**Exercise instructions:**
With the pictures left out, output the records below exactly.

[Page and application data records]

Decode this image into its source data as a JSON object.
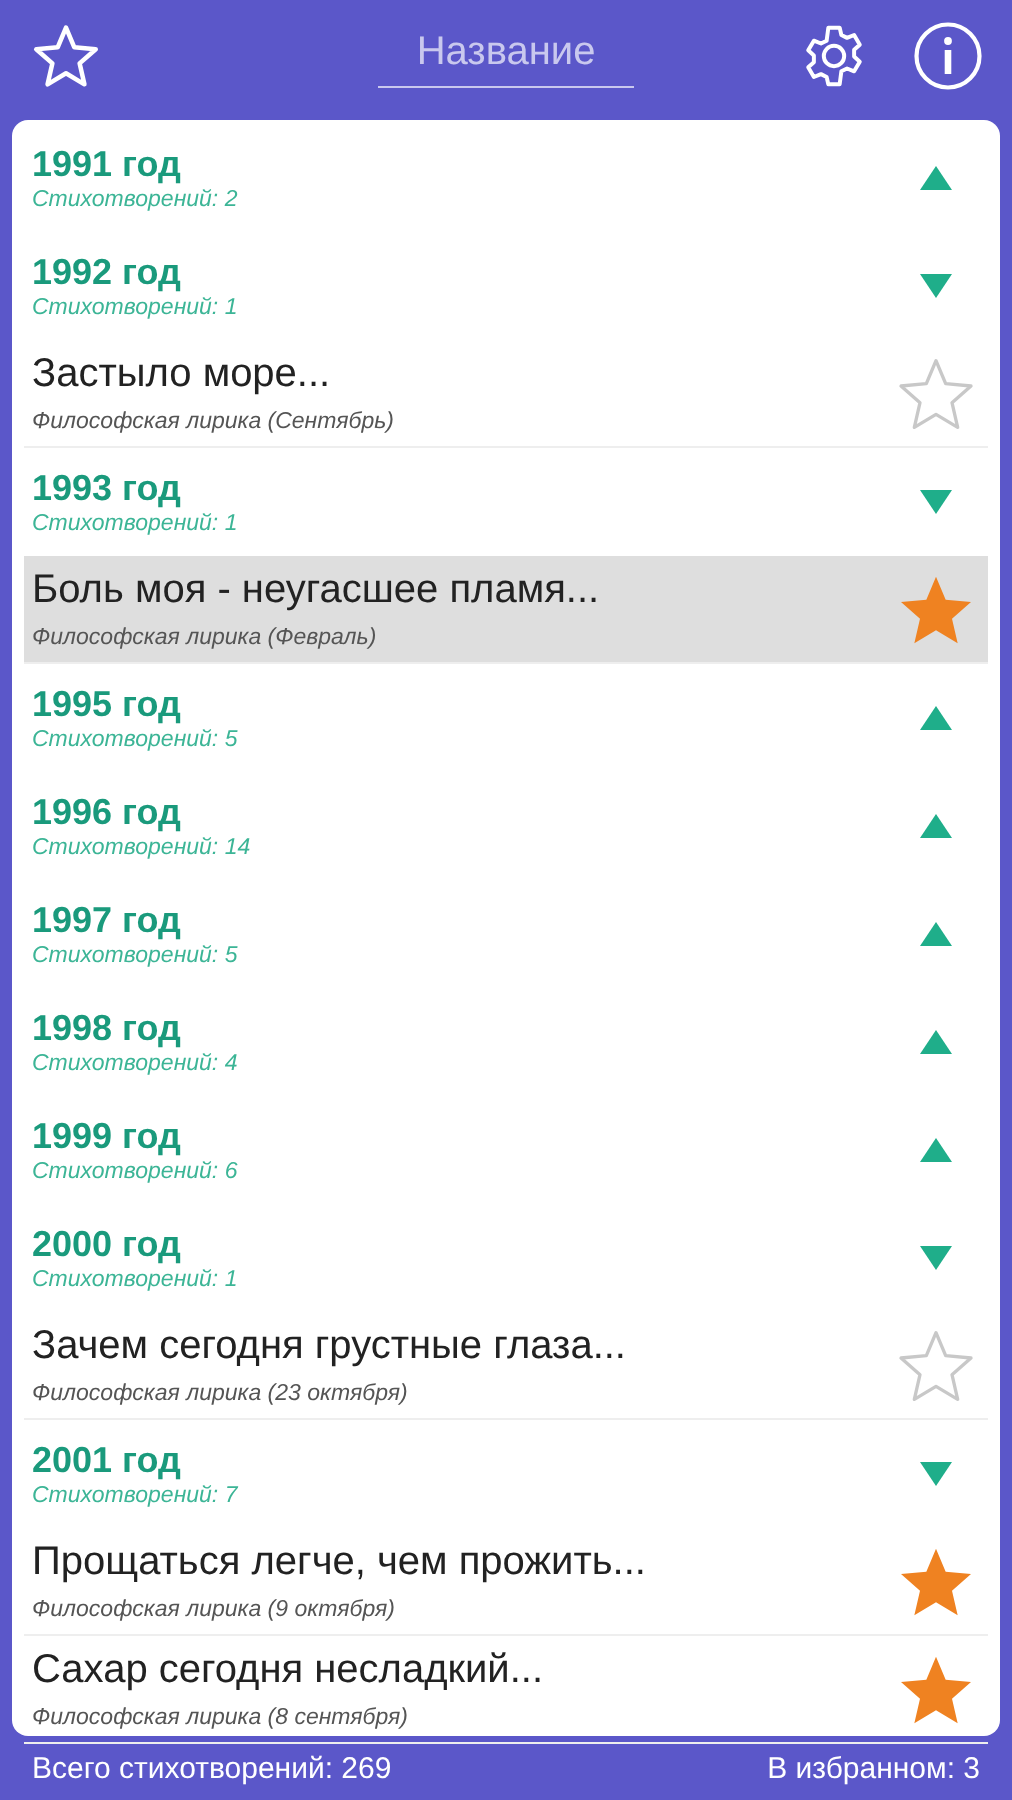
{
  "header": {
    "search": {
      "placeholder": "Название"
    }
  },
  "items": [
    {
      "kind": "year",
      "title": "1991 год",
      "subtitle": "Стихотворений: 2",
      "expanded": false
    },
    {
      "kind": "year",
      "title": "1992 год",
      "subtitle": "Стихотворений: 1",
      "expanded": true
    },
    {
      "kind": "poem",
      "title": "Застыло море...",
      "subtitle": "Философская лирика (Сентябрь)",
      "favorite": false,
      "selected": false
    },
    {
      "kind": "year",
      "title": "1993 год",
      "subtitle": "Стихотворений: 1",
      "expanded": true
    },
    {
      "kind": "poem",
      "title": "Боль моя - неугасшее пламя...",
      "subtitle": "Философская лирика (Февраль)",
      "favorite": true,
      "selected": true
    },
    {
      "kind": "year",
      "title": "1995 год",
      "subtitle": "Стихотворений: 5",
      "expanded": false
    },
    {
      "kind": "year",
      "title": "1996 год",
      "subtitle": "Стихотворений: 14",
      "expanded": false
    },
    {
      "kind": "year",
      "title": "1997 год",
      "subtitle": "Стихотворений: 5",
      "expanded": false
    },
    {
      "kind": "year",
      "title": "1998 год",
      "subtitle": "Стихотворений: 4",
      "expanded": false
    },
    {
      "kind": "year",
      "title": "1999 год",
      "subtitle": "Стихотворений: 6",
      "expanded": false
    },
    {
      "kind": "year",
      "title": "2000 год",
      "subtitle": "Стихотворений: 1",
      "expanded": true
    },
    {
      "kind": "poem",
      "title": "Зачем сегодня грустные глаза...",
      "subtitle": "Философская лирика (23 октября)",
      "favorite": false,
      "selected": false
    },
    {
      "kind": "year",
      "title": "2001 год",
      "subtitle": "Стихотворений: 7",
      "expanded": true
    },
    {
      "kind": "poem",
      "title": "Прощаться легче, чем прожить...",
      "subtitle": "Философская лирика (9 октября)",
      "favorite": true,
      "selected": false
    },
    {
      "kind": "poem",
      "title": "Сахар сегодня несладкий...",
      "subtitle": "Философская лирика (8 сентября)",
      "favorite": true,
      "selected": false
    }
  ],
  "status_bar": {
    "total": "Всего стихотворений: 269",
    "favorites": "В избранном: 3"
  }
}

**Finished exercise:**
Decode this image into its source data as a JSON object.
{
  "header": {
    "search": {
      "placeholder": "Название"
    }
  },
  "items": [
    {
      "kind": "year",
      "title": "1991 год",
      "subtitle": "Стихотворений: 2",
      "expanded": false
    },
    {
      "kind": "year",
      "title": "1992 год",
      "subtitle": "Стихотворений: 1",
      "expanded": true
    },
    {
      "kind": "poem",
      "title": "Застыло море...",
      "subtitle": "Философская лирика (Сентябрь)",
      "favorite": false,
      "selected": false
    },
    {
      "kind": "year",
      "title": "1993 год",
      "subtitle": "Стихотворений: 1",
      "expanded": true
    },
    {
      "kind": "poem",
      "title": "Боль моя - неугасшее пламя...",
      "subtitle": "Философская лирика (Февраль)",
      "favorite": true,
      "selected": true
    },
    {
      "kind": "year",
      "title": "1995 год",
      "subtitle": "Стихотворений: 5",
      "expanded": false
    },
    {
      "kind": "year",
      "title": "1996 год",
      "subtitle": "Стихотворений: 14",
      "expanded": false
    },
    {
      "kind": "year",
      "title": "1997 год",
      "subtitle": "Стихотворений: 5",
      "expanded": false
    },
    {
      "kind": "year",
      "title": "1998 год",
      "subtitle": "Стихотворений: 4",
      "expanded": false
    },
    {
      "kind": "year",
      "title": "1999 год",
      "subtitle": "Стихотворений: 6",
      "expanded": false
    },
    {
      "kind": "year",
      "title": "2000 год",
      "subtitle": "Стихотворений: 1",
      "expanded": true
    },
    {
      "kind": "poem",
      "title": "Зачем сегодня грустные глаза...",
      "subtitle": "Философская лирика (23 октября)",
      "favorite": false,
      "selected": false
    },
    {
      "kind": "year",
      "title": "2001 год",
      "subtitle": "Стихотворений: 7",
      "expanded": true
    },
    {
      "kind": "poem",
      "title": "Прощаться легче, чем прожить...",
      "subtitle": "Философская лирика (9 октября)",
      "favorite": true,
      "selected": false
    },
    {
      "kind": "poem",
      "title": "Сахар сегодня несладкий...",
      "subtitle": "Философская лирика (8 сентября)",
      "favorite": true,
      "selected": false
    }
  ],
  "status_bar": {
    "total": "Всего стихотворений: 269",
    "favorites": "В избранном: 3"
  }
}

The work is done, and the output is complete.